Tuesday, February 24, 2009

The 1970s: A Historical Note

Robert Cort writes for the letters page of the March 2 issue of The New Yorker:

When I ran advertising and publicity at Columbia Pictures in the late nineteen-seventies, the marketing team worked for the production team. The studio chief and his head of production decided what movies they would make, along with their budgets and cast. We marketers were handed movies and told to sell them. Those production executives chose movies because they loved the stories and believed in the talent, without slavish reference to target audiences and high concept. Their movies were indisputably more varied and complex, artistic and controversial, and they made money. Marketing is a hugely important part of the movie business. But, by becoming so dominant, it has taken the focus off what really matters -- passion.

3 comments:

Rev. Fred Phantom said...

Amen!

beedubelhue said...

Ah the seventies...Angie Dickinson was still hot,there were still three Bee Gees,and you could rock a pair of hip-hugging,patriotic bellbottoms without getting pointed to the nearest Phish concert.Indeed,a decade to remember!

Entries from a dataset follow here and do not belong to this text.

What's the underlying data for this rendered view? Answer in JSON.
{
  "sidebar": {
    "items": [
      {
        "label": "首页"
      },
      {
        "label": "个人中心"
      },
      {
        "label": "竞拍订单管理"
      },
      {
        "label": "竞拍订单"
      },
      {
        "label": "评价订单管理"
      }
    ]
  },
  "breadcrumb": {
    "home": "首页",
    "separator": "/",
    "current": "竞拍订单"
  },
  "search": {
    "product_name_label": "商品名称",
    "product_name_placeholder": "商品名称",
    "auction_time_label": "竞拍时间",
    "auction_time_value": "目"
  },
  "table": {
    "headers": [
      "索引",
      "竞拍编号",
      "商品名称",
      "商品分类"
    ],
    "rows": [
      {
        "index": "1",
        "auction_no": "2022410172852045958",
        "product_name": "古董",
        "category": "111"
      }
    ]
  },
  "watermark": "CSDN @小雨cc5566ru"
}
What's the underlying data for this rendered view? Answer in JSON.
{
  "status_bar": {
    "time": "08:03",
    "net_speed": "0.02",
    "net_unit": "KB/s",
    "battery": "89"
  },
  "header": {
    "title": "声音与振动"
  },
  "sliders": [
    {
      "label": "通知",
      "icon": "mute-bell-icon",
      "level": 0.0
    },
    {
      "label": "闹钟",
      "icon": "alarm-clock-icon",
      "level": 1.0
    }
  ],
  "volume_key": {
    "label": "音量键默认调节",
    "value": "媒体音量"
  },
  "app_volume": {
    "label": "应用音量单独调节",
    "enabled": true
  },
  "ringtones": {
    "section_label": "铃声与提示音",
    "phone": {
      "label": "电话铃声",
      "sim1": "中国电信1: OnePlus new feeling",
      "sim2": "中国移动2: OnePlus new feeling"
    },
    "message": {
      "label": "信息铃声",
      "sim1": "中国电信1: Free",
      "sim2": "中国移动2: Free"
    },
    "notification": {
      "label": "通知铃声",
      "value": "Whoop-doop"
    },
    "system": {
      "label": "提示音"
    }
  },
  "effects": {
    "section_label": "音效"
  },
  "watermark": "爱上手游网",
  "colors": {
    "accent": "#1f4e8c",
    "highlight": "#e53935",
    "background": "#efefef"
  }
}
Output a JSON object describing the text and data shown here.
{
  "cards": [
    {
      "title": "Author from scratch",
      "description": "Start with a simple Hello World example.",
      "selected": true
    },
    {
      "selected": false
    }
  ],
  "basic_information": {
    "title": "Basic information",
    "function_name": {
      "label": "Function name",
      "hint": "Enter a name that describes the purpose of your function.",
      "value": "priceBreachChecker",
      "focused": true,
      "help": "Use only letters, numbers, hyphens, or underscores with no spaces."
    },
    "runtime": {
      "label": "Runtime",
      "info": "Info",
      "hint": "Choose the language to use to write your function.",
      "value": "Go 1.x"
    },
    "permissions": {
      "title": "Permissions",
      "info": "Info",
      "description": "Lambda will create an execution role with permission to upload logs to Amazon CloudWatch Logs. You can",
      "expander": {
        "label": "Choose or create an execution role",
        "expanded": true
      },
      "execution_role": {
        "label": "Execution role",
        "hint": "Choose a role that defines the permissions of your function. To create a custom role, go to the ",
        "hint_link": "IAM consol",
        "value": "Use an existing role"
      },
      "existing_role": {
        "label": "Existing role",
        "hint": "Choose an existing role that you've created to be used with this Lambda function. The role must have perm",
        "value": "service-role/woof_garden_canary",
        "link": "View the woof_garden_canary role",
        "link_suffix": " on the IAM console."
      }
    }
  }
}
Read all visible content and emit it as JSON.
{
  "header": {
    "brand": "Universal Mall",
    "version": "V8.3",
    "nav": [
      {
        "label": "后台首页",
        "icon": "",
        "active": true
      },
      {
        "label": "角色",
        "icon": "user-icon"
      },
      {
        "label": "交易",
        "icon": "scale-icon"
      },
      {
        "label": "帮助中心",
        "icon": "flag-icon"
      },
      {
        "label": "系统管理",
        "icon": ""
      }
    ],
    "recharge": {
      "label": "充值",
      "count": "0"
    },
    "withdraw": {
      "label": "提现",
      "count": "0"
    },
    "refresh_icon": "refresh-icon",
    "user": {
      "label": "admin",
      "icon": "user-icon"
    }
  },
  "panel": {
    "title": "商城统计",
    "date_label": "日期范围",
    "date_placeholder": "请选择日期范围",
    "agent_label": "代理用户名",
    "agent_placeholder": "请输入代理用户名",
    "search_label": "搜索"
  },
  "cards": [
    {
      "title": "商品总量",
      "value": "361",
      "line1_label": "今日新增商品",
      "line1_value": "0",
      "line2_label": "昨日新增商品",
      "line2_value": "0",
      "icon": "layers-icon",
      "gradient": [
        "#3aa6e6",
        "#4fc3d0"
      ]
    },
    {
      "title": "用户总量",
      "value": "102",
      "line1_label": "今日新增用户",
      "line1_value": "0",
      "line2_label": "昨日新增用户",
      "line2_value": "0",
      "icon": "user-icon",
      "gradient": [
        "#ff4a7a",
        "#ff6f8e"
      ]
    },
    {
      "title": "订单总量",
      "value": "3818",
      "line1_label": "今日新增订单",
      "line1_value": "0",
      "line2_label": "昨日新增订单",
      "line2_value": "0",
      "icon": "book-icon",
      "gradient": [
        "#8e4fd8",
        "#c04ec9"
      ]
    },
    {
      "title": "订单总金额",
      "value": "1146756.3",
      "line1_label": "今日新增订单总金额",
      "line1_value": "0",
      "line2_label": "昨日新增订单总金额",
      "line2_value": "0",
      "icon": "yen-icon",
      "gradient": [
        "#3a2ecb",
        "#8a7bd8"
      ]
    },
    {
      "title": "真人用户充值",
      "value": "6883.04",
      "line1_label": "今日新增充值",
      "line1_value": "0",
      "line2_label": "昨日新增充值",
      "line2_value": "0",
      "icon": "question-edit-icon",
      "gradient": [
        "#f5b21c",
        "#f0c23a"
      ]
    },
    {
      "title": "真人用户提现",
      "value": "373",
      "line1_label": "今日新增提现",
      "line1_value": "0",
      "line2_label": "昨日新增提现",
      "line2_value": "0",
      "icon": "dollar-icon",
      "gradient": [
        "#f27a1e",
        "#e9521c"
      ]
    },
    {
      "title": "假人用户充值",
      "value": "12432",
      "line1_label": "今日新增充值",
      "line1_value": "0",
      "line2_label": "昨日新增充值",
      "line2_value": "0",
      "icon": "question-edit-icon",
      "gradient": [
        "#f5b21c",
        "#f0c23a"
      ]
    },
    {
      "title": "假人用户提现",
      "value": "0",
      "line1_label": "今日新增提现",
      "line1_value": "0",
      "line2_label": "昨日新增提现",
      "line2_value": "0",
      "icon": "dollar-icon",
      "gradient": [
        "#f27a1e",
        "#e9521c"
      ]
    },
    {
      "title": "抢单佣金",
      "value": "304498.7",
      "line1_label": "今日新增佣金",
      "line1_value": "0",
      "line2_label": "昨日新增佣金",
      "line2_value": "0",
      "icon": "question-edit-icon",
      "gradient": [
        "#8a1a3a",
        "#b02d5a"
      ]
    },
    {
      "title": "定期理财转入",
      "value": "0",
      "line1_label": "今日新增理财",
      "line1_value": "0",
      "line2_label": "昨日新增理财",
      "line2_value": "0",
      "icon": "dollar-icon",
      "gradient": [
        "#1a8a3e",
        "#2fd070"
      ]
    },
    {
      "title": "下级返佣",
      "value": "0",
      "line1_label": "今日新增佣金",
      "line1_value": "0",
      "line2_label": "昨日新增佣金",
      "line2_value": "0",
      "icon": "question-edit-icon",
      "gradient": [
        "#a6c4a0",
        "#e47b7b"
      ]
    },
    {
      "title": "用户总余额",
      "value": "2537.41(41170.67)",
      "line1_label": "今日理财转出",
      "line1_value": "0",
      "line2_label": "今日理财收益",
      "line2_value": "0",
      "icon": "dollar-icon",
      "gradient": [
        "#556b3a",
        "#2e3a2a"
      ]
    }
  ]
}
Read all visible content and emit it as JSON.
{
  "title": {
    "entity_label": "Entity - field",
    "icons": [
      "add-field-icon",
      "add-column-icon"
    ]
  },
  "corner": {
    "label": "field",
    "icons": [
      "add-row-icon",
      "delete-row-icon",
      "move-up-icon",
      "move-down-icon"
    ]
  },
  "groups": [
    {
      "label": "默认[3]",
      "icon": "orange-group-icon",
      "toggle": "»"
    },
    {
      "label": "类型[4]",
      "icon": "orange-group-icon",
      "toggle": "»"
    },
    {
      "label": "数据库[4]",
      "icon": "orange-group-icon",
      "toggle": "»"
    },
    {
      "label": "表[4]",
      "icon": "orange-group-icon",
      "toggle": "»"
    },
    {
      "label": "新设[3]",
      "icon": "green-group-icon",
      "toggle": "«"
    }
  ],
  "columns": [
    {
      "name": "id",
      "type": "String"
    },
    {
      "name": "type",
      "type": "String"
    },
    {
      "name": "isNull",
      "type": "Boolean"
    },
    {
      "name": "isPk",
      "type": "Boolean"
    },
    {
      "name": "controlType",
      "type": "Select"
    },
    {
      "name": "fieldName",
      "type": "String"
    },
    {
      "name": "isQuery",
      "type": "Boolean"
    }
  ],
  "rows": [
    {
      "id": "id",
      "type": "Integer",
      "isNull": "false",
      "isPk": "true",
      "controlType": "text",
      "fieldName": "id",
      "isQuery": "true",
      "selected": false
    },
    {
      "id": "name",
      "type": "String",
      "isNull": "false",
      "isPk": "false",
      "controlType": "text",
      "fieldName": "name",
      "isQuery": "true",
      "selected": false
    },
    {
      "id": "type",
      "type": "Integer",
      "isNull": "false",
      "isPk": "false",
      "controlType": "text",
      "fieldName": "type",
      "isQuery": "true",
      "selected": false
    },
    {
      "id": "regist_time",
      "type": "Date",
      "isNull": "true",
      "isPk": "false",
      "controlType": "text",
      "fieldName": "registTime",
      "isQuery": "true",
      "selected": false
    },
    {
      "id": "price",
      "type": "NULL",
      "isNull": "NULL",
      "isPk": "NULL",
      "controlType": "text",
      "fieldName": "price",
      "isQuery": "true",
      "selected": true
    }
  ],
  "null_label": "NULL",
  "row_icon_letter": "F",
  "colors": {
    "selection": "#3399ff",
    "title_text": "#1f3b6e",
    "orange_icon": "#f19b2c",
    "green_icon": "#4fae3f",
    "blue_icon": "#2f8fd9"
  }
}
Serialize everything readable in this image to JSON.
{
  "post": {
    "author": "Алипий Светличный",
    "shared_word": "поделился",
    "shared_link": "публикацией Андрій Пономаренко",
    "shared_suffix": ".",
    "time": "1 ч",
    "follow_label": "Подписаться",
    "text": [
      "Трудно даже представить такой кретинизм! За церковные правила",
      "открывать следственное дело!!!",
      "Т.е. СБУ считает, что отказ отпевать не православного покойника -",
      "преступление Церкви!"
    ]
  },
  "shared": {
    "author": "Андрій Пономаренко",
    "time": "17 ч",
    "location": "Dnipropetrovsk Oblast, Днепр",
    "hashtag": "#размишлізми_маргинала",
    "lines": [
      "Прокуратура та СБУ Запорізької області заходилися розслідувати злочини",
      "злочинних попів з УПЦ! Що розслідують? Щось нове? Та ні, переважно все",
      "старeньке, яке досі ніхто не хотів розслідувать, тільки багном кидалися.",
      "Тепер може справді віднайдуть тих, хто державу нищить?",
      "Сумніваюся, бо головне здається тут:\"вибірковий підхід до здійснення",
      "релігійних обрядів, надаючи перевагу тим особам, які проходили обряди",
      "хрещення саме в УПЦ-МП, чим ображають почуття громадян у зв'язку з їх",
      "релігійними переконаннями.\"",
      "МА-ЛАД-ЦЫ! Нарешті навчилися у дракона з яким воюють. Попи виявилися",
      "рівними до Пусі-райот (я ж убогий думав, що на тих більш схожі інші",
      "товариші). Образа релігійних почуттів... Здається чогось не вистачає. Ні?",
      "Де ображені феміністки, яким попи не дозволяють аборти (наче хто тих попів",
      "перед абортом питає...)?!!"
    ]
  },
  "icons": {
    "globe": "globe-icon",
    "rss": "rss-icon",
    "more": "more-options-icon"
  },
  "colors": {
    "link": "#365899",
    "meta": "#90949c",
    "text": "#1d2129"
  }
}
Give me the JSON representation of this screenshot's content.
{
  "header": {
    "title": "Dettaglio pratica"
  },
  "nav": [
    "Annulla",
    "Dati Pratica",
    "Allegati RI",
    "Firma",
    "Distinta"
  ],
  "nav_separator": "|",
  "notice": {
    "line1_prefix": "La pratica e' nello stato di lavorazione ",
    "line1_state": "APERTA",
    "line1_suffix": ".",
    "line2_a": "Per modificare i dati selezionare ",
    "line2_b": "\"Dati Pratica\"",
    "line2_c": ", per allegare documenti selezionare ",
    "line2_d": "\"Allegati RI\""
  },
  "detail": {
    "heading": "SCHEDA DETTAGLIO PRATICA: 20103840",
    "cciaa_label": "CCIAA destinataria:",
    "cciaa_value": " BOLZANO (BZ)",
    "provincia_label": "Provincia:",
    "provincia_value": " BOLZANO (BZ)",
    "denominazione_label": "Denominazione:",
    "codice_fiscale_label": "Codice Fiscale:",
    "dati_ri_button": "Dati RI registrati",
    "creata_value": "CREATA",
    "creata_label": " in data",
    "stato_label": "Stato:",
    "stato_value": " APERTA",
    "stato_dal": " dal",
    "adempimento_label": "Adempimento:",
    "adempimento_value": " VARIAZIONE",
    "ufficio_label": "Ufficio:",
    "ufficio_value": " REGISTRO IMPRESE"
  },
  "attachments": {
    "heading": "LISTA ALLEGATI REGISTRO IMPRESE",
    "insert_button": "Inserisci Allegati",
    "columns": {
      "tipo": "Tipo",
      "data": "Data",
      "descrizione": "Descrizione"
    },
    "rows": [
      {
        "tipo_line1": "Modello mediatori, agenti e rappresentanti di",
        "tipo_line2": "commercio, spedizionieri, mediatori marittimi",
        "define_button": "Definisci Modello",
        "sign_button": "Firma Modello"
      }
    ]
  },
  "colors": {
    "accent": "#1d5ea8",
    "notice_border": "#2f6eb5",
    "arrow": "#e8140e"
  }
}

Samuel Wilson said...

I thought the decade was great before you even brought up all those other advantages. That means the 70s are even greater! Accept no substitutes.